Nothing but the records, repeated exactly, should form the response.

Data about app and page elements:
___
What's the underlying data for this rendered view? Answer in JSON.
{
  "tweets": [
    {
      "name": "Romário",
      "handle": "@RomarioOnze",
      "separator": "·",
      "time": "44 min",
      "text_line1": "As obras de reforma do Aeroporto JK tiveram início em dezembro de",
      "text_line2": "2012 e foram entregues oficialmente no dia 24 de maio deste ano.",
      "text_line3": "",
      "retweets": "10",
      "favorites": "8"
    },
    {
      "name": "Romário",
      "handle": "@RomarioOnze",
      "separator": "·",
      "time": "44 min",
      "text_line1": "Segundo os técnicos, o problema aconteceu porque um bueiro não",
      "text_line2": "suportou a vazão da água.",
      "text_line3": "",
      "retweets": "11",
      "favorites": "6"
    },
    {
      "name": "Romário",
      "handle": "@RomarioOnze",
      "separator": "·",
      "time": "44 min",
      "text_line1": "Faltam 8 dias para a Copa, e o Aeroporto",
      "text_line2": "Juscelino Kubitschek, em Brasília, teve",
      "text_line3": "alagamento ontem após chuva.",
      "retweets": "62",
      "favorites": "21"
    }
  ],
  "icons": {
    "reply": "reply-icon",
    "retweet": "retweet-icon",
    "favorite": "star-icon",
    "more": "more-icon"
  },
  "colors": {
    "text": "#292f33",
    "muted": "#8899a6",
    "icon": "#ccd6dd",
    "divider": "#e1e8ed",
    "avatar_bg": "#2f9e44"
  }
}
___
# ANSWER FOR THIS EXERCISE
What's the underlying data for this rendered view? Answer in JSON.
{
  "tweets": [
    {
      "name": "Romário",
      "handle": "@RomarioOnze",
      "separator": "·",
      "time": "44 min",
      "text_line1": "As obras de reforma do Aeroporto JK tiveram início em dezembro de",
      "text_line2": "2012 e foram entregues oficialmente no dia 24 de maio deste ano.",
      "text_line3": "",
      "retweets": "10",
      "favorites": "8"
    },
    {
      "name": "Romário",
      "handle": "@RomarioOnze",
      "separator": "·",
      "time": "44 min",
      "text_line1": "Segundo os técnicos, o problema aconteceu porque um bueiro não",
      "text_line2": "suportou a vazão da água.",
      "text_line3": "",
      "retweets": "11",
      "favorites": "6"
    },
    {
      "name": "Romário",
      "handle": "@RomarioOnze",
      "separator": "·",
      "time": "44 min",
      "text_line1": "Faltam 8 dias para a Copa, e o Aeroporto",
      "text_line2": "Juscelino Kubitschek, em Brasília, teve",
      "text_line3": "alagamento ontem após chuva.",
      "retweets": "62",
      "favorites": "21"
    }
  ],
  "icons": {
    "reply": "reply-icon",
    "retweet": "retweet-icon",
    "favorite": "star-icon",
    "more": "more-icon"
  },
  "colors": {
    "text": "#292f33",
    "muted": "#8899a6",
    "icon": "#ccd6dd",
    "divider": "#e1e8ed",
    "avatar_bg": "#2f9e44"
  }
}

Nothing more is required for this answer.